Does everyone who got a COVID-19 vaccine need to be tested for HIV? No, that's not true: A COVID vaccine that produced false-positive results for the virus that causes AIDS was used during clinical trials in Australia but later discontinued because of the "risk to vaccine confidence" those test results generated. The vaccine used harmless HIV fragments that produced the false positives.
From "2 weeks to flatten the curve" to... "You should all get tested for HIV."
This is what the post looked like on February 16, 2022:
(Source: Facebook screenshot taken on Wed Feb 16 21:41:05 2022 UTC)
The video shared in the Facebook post is old and edited. The original was produced by Australia's Seven News in December 2020. The country had just pulled the plug on the University of Queensland/CSL vaccine, which was under clinical trial and producing false positive HIV test results. The reason? The vaccine contained harmless HIV fragments. The clinical trials looked good. The vaccine was effective, but the PR wasn't working out, Minister for Health Greg Hunt said on December 11, 2020:

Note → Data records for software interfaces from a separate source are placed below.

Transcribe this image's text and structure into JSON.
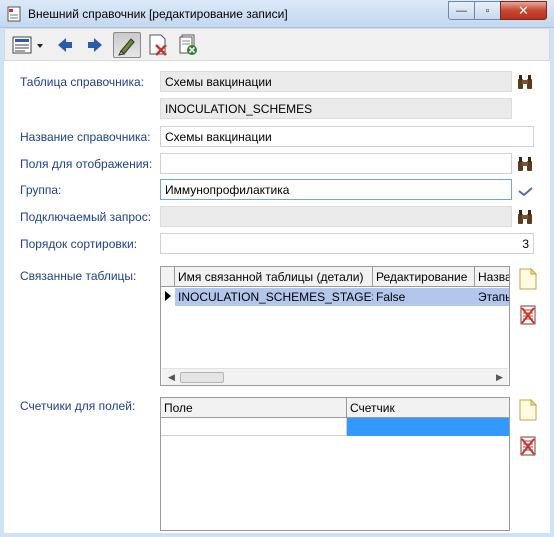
{
  "window": {
    "title": "Внешний справочник [редактирование записи]",
    "buttons": {
      "minimize": "—",
      "maximize": "▫",
      "close": "✕"
    }
  },
  "form": {
    "table_label": "Таблица справочника:",
    "table_value": "Схемы вакцинации",
    "table_code": "INOCULATION_SCHEMES",
    "name_label": "Название справочника:",
    "name_value": "Схемы вакцинации",
    "fields_label": "Поля для отображения:",
    "fields_value": "",
    "group_label": "Группа:",
    "group_value": "Иммунопрофилактика",
    "query_label": "Подключаемый запрос:",
    "query_value": "",
    "sort_label": "Порядок сортировки:",
    "sort_value": "3",
    "related_label": "Связанные таблицы:",
    "counters_label": "Счетчики для полей:"
  },
  "related_grid": {
    "columns": [
      "Имя связанной таблицы (детали)",
      "Редактирование",
      "Назва"
    ],
    "rows": [
      {
        "name": "INOCULATION_SCHEMES_STAGES",
        "edit": "False",
        "title": "Этапы"
      }
    ]
  },
  "counters_grid": {
    "columns": [
      "Поле",
      "Счетчик"
    ]
  },
  "colors": {
    "label": "#1f3f8f",
    "selection": "#b3c7ec",
    "active_cell": "#3399ff"
  }
}
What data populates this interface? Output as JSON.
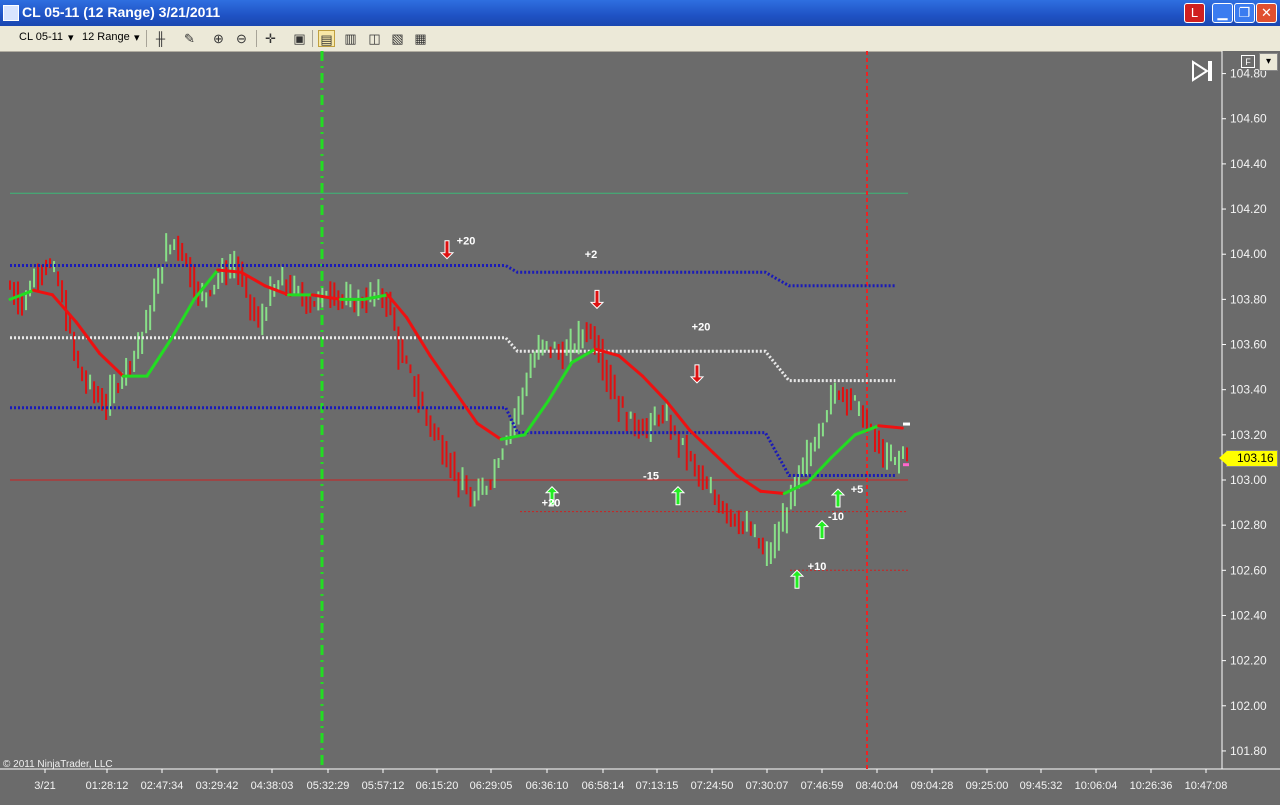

It's a powerful and important breakthrough as a platform, and we thank our scientists for that. But the issue, which by mutual agreement with CSL led to the decision not to proceed to Stage 3 trials and, therefore, not to move to a purchase, is that there was the risk of false-positive HIV results. They are false. It comes from the protein that was used. And as a result of that, the scientific advice is that the risk to vaccine confidence was the principal issue here, and we made the decision unanimously as a National Security Committee, the scientific advice was unanimous, the agreement with CSL not to proceed was mutual. And this is the scientific process working. It's the planning process working. It's an honest explanation of some of the challenges we've had. But, at the end of the day, 31 million new vaccines purchased for Australia, and the potential for a slightly earlier completion of the rollout with the commencement process still on track for March, subject to the approvals and the news on our vaccine candidates is strong.